As one progressed upwards in the 12x model series, such as the 123 or 124, additional 'features' were added, such as a NAR Capture System that allows the organist to change/set their own pistons. Another added feature in the higher end of this series was the Alterable Voice Card Reader, which allows the player to "program" additional voices for special situations (Chrysoglott, solo flues, solo reeds, etc.) The cards were standard punch cards with mylar coating and color coded by voice (red for reed - black for flues - green for percussions).

Some of these 12x series had "presence projectors" (tweeters mounted in the cheekblocks facing upwards) that gave the player a little lift in sound quality - they did nothing for a listener 20 feet away.

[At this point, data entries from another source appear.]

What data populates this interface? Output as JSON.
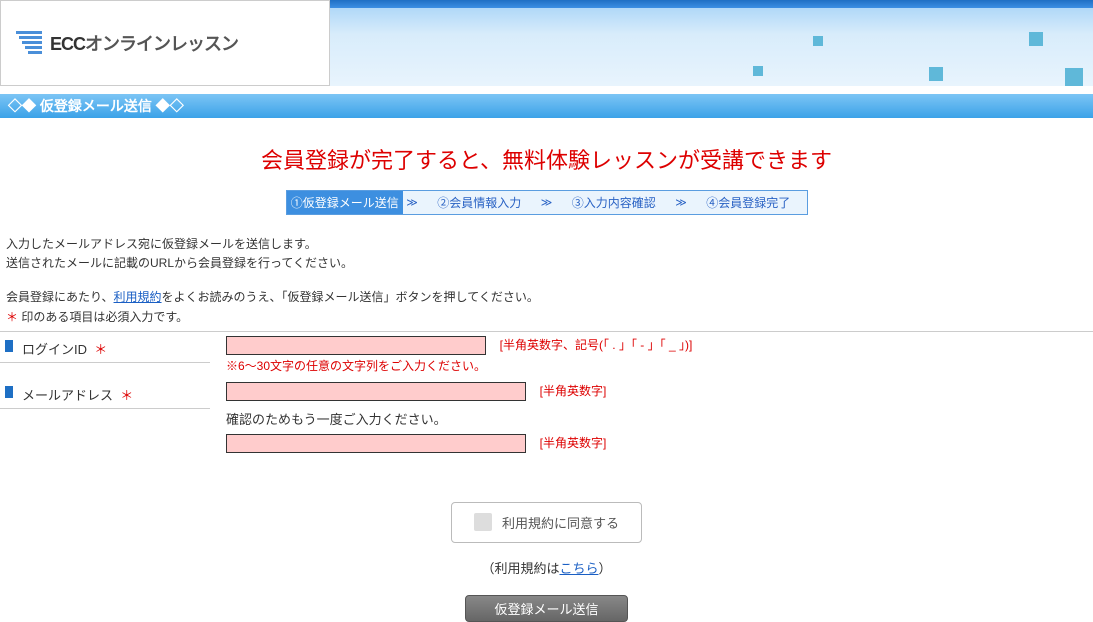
{
  "logo": {
    "brand": "ECC",
    "tagline": "オンラインレッスン"
  },
  "section_title": "◇◆ 仮登録メール送信 ◆◇",
  "main_heading": "会員登録が完了すると、無料体験レッスンが受講できます",
  "steps": {
    "s1": "①仮登録メール送信",
    "s2": "②会員情報入力",
    "s3": "③入力内容確認",
    "s4": "④会員登録完了",
    "sep": "≫"
  },
  "instructions": {
    "line1": "入力したメールアドレス宛に仮登録メールを送信します。",
    "line2": "送信されたメールに記載のURLから会員登録を行ってください。",
    "line3_pre": "会員登録にあたり、",
    "line3_link": "利用規約",
    "line3_post": "をよくお読みのうえ、「仮登録メール送信」ボタンを押してください。",
    "required_note": "  印のある項目は必須入力です。",
    "asterisk": "＊"
  },
  "form": {
    "login_id": {
      "label": "ログインID",
      "req": "＊",
      "hint": "[半角英数字、記号(「 . 」「 - 」「 _ 」)]",
      "sub_hint": "※6～30文字の任意の文字列をご入力ください。",
      "value": ""
    },
    "email": {
      "label": "メールアドレス",
      "req": "＊",
      "hint": "[半角英数字]",
      "confirm_text": "確認のためもう一度ご入力ください。",
      "confirm_hint": "[半角英数字]",
      "value": "",
      "confirm_value": ""
    }
  },
  "actions": {
    "agree_label": "利用規約に同意する",
    "terms_pre": "（利用規約は",
    "terms_link": "こちら",
    "terms_post": "）",
    "submit_label": "仮登録メール送信"
  }
}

Allen 301 - The sound system is totally external - no internal speakers whatsoever. The stop list is basically the same as the 123 model, with the addition of 32' stops in the pedal, and a "celeste" stop in both the Swell and Great. The celeste rank was actually an analog voice (tone generators) that when tuned properly, beat against the unison pitch of the Salicional or Dulciana.

The 301 came standard with NAR Capture pistons, card reader, and a Crescendo shoe, and depending on the cabinetry, either a roll top or folding lid as a cover. Again, this console is built to A.G.O. Specs - some roll top consoles had a lighted music rack.

Both instruments' computers were housed inside the consoles, as are the amplifiers and other sound adjustment controls. The computer boards are not field repairable ... generally when one goes on the blink, they need to be returned to Allen for repair. Allen still inventories these boards from that era - they support everything they built from day one.

I have no idea what price range these should be going for in this day and age. A 301 in its heyday sold for about $13k to $16k (USD) depending on options.